* [Records from a collection]:
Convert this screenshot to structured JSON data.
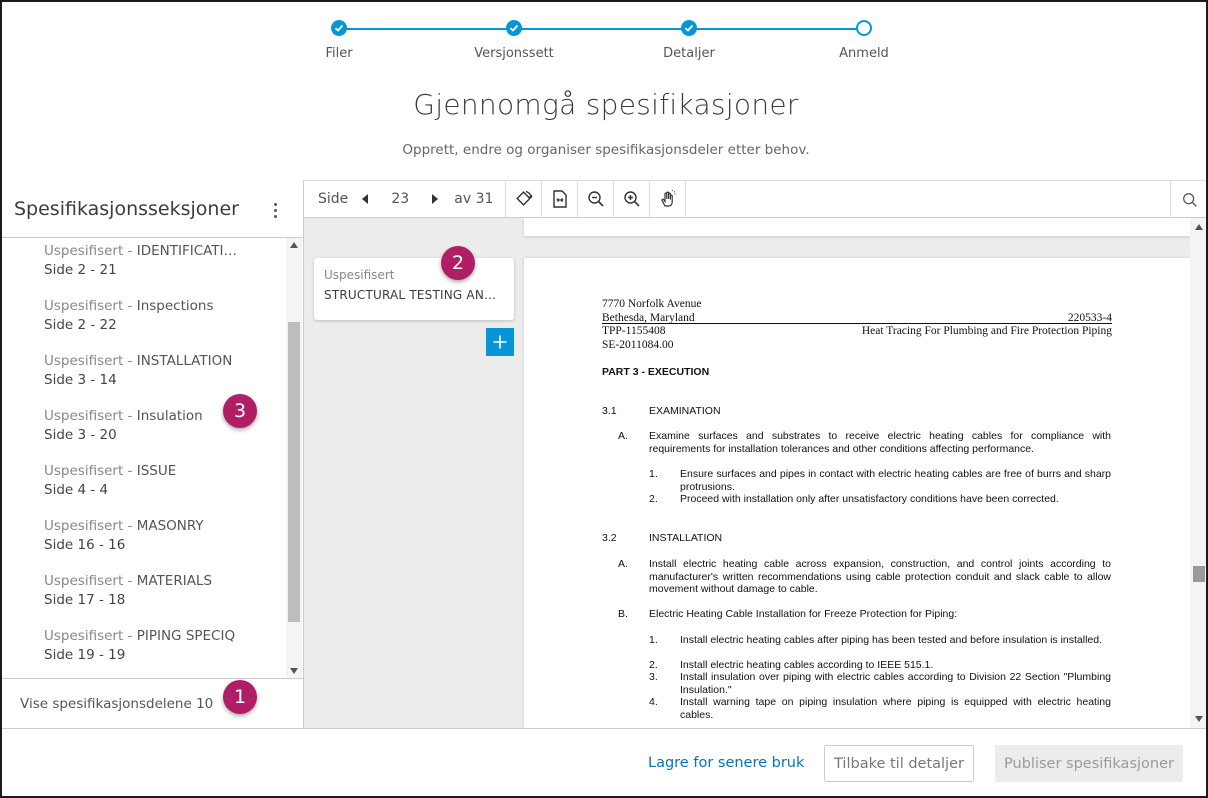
{
  "stepper": {
    "steps": [
      {
        "label": "Filer",
        "state": "done"
      },
      {
        "label": "Versjonssett",
        "state": "done"
      },
      {
        "label": "Detaljer",
        "state": "done"
      },
      {
        "label": "Anmeld",
        "state": "current"
      }
    ],
    "accent": "#0696d7"
  },
  "page": {
    "title": "Gjennomgå spesifikasjoner",
    "subtitle": "Opprett, endre og organiser spesifikasjonsdeler etter behov."
  },
  "sidebar": {
    "title": "Spesifikasjonsseksjoner",
    "items": [
      {
        "prefix": "Uspesifisert - ",
        "name": "IDENTIFICATI…",
        "pages": "Side 2 - 21"
      },
      {
        "prefix": "Uspesifisert - ",
        "name": "Inspections",
        "pages": "Side 2 - 22"
      },
      {
        "prefix": "Uspesifisert - ",
        "name": "INSTALLATION",
        "pages": "Side 3 - 14"
      },
      {
        "prefix": "Uspesifisert - ",
        "name": "Insulation",
        "pages": "Side 3 - 20"
      },
      {
        "prefix": "Uspesifisert - ",
        "name": "ISSUE",
        "pages": "Side 4 - 4"
      },
      {
        "prefix": "Uspesifisert - ",
        "name": "MASONRY",
        "pages": "Side 16 - 16"
      },
      {
        "prefix": "Uspesifisert - ",
        "name": "MATERIALS",
        "pages": "Side 17 - 18"
      },
      {
        "prefix": "Uspesifisert - ",
        "name": "PIPING SPECIQ",
        "pages": "Side 19 - 19"
      }
    ],
    "footer": "Vise spesifikasjonsdelene 10"
  },
  "badges": [
    "1",
    "2",
    "3"
  ],
  "badge_color": "#b01f66",
  "toolbar": {
    "page_word": "Side",
    "current_page": "23",
    "of_total": "av 31"
  },
  "card": {
    "label": "Uspesifisert",
    "title": "STRUCTURAL TESTING AND IN…"
  },
  "document": {
    "addr1": "7770 Norfolk Avenue",
    "addr2": "Bethesda, Maryland",
    "code": "220533-4",
    "proj": "TPP-1155408",
    "doc_title": "Heat Tracing For Plumbing and Fire Protection Piping",
    "se": "SE-2011084.00",
    "part": "PART 3 - EXECUTION",
    "s1_num": "3.1",
    "s1_title": "EXAMINATION",
    "s1_a_letter": "A.",
    "s1_a": "Examine surfaces and substrates to receive electric heating cables for compliance with requirements for installation tolerances and other conditions affecting performance.",
    "s1_a1_num": "1.",
    "s1_a1": "Ensure surfaces and pipes in contact with electric heating cables are free of burrs and sharp protrusions.",
    "s1_a2_num": "2.",
    "s1_a2": "Proceed with installation only after unsatisfactory conditions have been corrected.",
    "s2_num": "3.2",
    "s2_title": "INSTALLATION",
    "s2_a_letter": "A.",
    "s2_a": "Install electric heating cable across expansion, construction, and control joints according to manufacturer's written recommendations using cable protection conduit and slack cable to allow movement without damage to cable.",
    "s2_b_letter": "B.",
    "s2_b": "Electric Heating Cable Installation for Freeze Protection for Piping:",
    "s2_b1_num": "1.",
    "s2_b1": "Install electric heating cables after piping has been tested and before insulation is installed.",
    "s2_b2_num": "2.",
    "s2_b2": "Install electric heating cables according to IEEE 515.1.",
    "s2_b3_num": "3.",
    "s2_b3": "Install insulation over piping with electric cables according to Division 22 Section \"Plumbing Insulation.\"",
    "s2_b4_num": "4.",
    "s2_b4": "Install warning tape on piping insulation where piping is equipped with electric heating cables."
  },
  "footer": {
    "save_label": "Lagre for senere bruk",
    "back_label": "Tilbake til detaljer",
    "publish_label": "Publiser spesifikasjoner"
  }
}
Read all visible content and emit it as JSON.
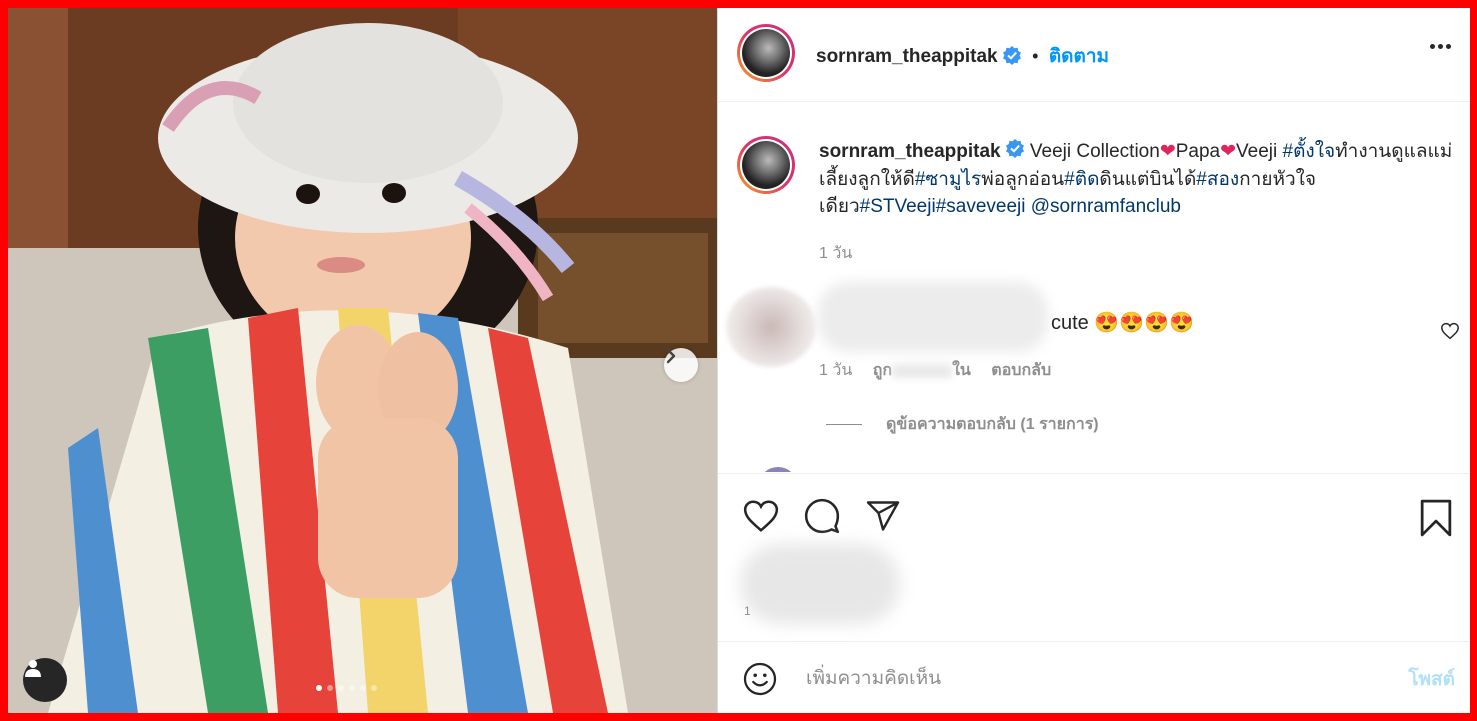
{
  "colors": {
    "accent": "#0095f6",
    "hashtag": "#00376b",
    "frame": "#ff0000",
    "muted": "#8e8e8e",
    "post_disabled": "#b2dffc"
  },
  "header": {
    "username": "sornram_theappitak",
    "separator": "•",
    "follow_label": "ติดตาม",
    "verified_icon": "verified-badge-icon",
    "more_icon": "more-horizontal-icon"
  },
  "caption": {
    "username": "sornram_theappitak",
    "text_1": "Veeji Collection",
    "text_2": "Papa",
    "text_3": "Veeji ",
    "tag_1": "#ตั้งใจ",
    "text_4": "ทำงานดูแลแม่เลี้ยงลูกให้ดี",
    "tag_2": "#ซามูไร",
    "text_5": "พ่อลูกอ่อน",
    "tag_3": "#ติด",
    "text_6": "ดินแต่บินได้",
    "tag_4": "#สอง",
    "text_7": "กายหัวใจเดียว",
    "tag_5": "#STVeeji",
    "tag_6": "#saveveeji",
    "mention": "@sornramfanclub",
    "time": "1 วัน"
  },
  "comment": {
    "text": "cute 😍😍😍😍",
    "time": "1 วัน",
    "likes_partial": "ถูก",
    "likes_partial_2": "ใน",
    "reply_label": "ตอบกลับ",
    "view_replies": "ดูข้อความตอบกลับ (1 รายการ)",
    "like_icon": "heart-outline-icon"
  },
  "actions": {
    "like_icon": "heart-icon",
    "comment_icon": "comment-icon",
    "share_icon": "paper-plane-icon",
    "save_icon": "bookmark-icon",
    "likes_partial": "1"
  },
  "composer": {
    "placeholder": "เพิ่มความคิดเห็น",
    "post_label": "โพสต์",
    "emoji_icon": "emoji-smile-icon"
  },
  "photo": {
    "next_icon": "chevron-right-icon",
    "user_tag_icon": "user-tag-icon",
    "carousel_count": 6,
    "carousel_active": 1
  }
}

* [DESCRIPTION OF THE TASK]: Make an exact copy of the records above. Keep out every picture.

* [WRITTEN ANSWER]:
Convert this screenshot to structured JSON data.
{
  "stepper": {
    "steps": [
      {
        "label": "Filer",
        "state": "done"
      },
      {
        "label": "Versjonssett",
        "state": "done"
      },
      {
        "label": "Detaljer",
        "state": "done"
      },
      {
        "label": "Anmeld",
        "state": "current"
      }
    ],
    "accent": "#0696d7"
  },
  "page": {
    "title": "Gjennomgå spesifikasjoner",
    "subtitle": "Opprett, endre og organiser spesifikasjonsdeler etter behov."
  },
  "sidebar": {
    "title": "Spesifikasjonsseksjoner",
    "items": [
      {
        "prefix": "Uspesifisert - ",
        "name": "IDENTIFICATI…",
        "pages": "Side 2 - 21"
      },
      {
        "prefix": "Uspesifisert - ",
        "name": "Inspections",
        "pages": "Side 2 - 22"
      },
      {
        "prefix": "Uspesifisert - ",
        "name": "INSTALLATION",
        "pages": "Side 3 - 14"
      },
      {
        "prefix": "Uspesifisert - ",
        "name": "Insulation",
        "pages": "Side 3 - 20"
      },
      {
        "prefix": "Uspesifisert - ",
        "name": "ISSUE",
        "pages": "Side 4 - 4"
      },
      {
        "prefix": "Uspesifisert - ",
        "name": "MASONRY",
        "pages": "Side 16 - 16"
      },
      {
        "prefix": "Uspesifisert - ",
        "name": "MATERIALS",
        "pages": "Side 17 - 18"
      },
      {
        "prefix": "Uspesifisert - ",
        "name": "PIPING SPECIQ",
        "pages": "Side 19 - 19"
      }
    ],
    "footer": "Vise spesifikasjonsdelene 10"
  },
  "badges": [
    "1",
    "2",
    "3"
  ],
  "badge_color": "#b01f66",
  "toolbar": {
    "page_word": "Side",
    "current_page": "23",
    "of_total": "av 31"
  },
  "card": {
    "label": "Uspesifisert",
    "title": "STRUCTURAL TESTING AND IN…"
  },
  "document": {
    "addr1": "7770 Norfolk Avenue",
    "addr2": "Bethesda, Maryland",
    "code": "220533-4",
    "proj": "TPP-1155408",
    "doc_title": "Heat Tracing For Plumbing and Fire Protection Piping",
    "se": "SE-2011084.00",
    "part": "PART 3 - EXECUTION",
    "s1_num": "3.1",
    "s1_title": "EXAMINATION",
    "s1_a_letter": "A.",
    "s1_a": "Examine surfaces and substrates to receive electric heating cables for compliance with requirements for installation tolerances and other conditions affecting performance.",
    "s1_a1_num": "1.",
    "s1_a1": "Ensure surfaces and pipes in contact with electric heating cables are free of burrs and sharp protrusions.",
    "s1_a2_num": "2.",
    "s1_a2": "Proceed with installation only after unsatisfactory conditions have been corrected.",
    "s2_num": "3.2",
    "s2_title": "INSTALLATION",
    "s2_a_letter": "A.",
    "s2_a": "Install electric heating cable across expansion, construction, and control joints according to manufacturer's written recommendations using cable protection conduit and slack cable to allow movement without damage to cable.",
    "s2_b_letter": "B.",
    "s2_b": "Electric Heating Cable Installation for Freeze Protection for Piping:",
    "s2_b1_num": "1.",
    "s2_b1": "Install electric heating cables after piping has been tested and before insulation is installed.",
    "s2_b2_num": "2.",
    "s2_b2": "Install electric heating cables according to IEEE 515.1.",
    "s2_b3_num": "3.",
    "s2_b3": "Install insulation over piping with electric cables according to Division 22 Section \"Plumbing Insulation.\"",
    "s2_b4_num": "4.",
    "s2_b4": "Install warning tape on piping insulation where piping is equipped with electric heating cables."
  },
  "footer": {
    "save_label": "Lagre for senere bruk",
    "back_label": "Tilbake til detaljer",
    "publish_label": "Publiser spesifikasjoner"
  }
}
Read all visible content and emit it as JSON.
{
  "colors": {
    "accent": "#0095f6",
    "hashtag": "#00376b",
    "frame": "#ff0000",
    "muted": "#8e8e8e",
    "post_disabled": "#b2dffc"
  },
  "header": {
    "username": "sornram_theappitak",
    "separator": "•",
    "follow_label": "ติดตาม",
    "verified_icon": "verified-badge-icon",
    "more_icon": "more-horizontal-icon"
  },
  "caption": {
    "username": "sornram_theappitak",
    "text_1": "Veeji Collection",
    "text_2": "Papa",
    "text_3": "Veeji ",
    "tag_1": "#ตั้งใจ",
    "text_4": "ทำงานดูแลแม่เลี้ยงลูกให้ดี",
    "tag_2": "#ซามูไร",
    "text_5": "พ่อลูกอ่อน",
    "tag_3": "#ติด",
    "text_6": "ดินแต่บินได้",
    "tag_4": "#สอง",
    "text_7": "กายหัวใจเดียว",
    "tag_5": "#STVeeji",
    "tag_6": "#saveveeji",
    "mention": "@sornramfanclub",
    "time": "1 วัน"
  },
  "comment": {
    "text": "cute 😍😍😍😍",
    "time": "1 วัน",
    "likes_partial": "ถูก",
    "likes_partial_2": "ใน",
    "reply_label": "ตอบกลับ",
    "view_replies": "ดูข้อความตอบกลับ (1 รายการ)",
    "like_icon": "heart-outline-icon"
  },
  "actions": {
    "like_icon": "heart-icon",
    "comment_icon": "comment-icon",
    "share_icon": "paper-plane-icon",
    "save_icon": "bookmark-icon",
    "likes_partial": "1"
  },
  "composer": {
    "placeholder": "เพิ่มความคิดเห็น",
    "post_label": "โพสต์",
    "emoji_icon": "emoji-smile-icon"
  },
  "photo": {
    "next_icon": "chevron-right-icon",
    "user_tag_icon": "user-tag-icon",
    "carousel_count": 6,
    "carousel_active": 1
  }
}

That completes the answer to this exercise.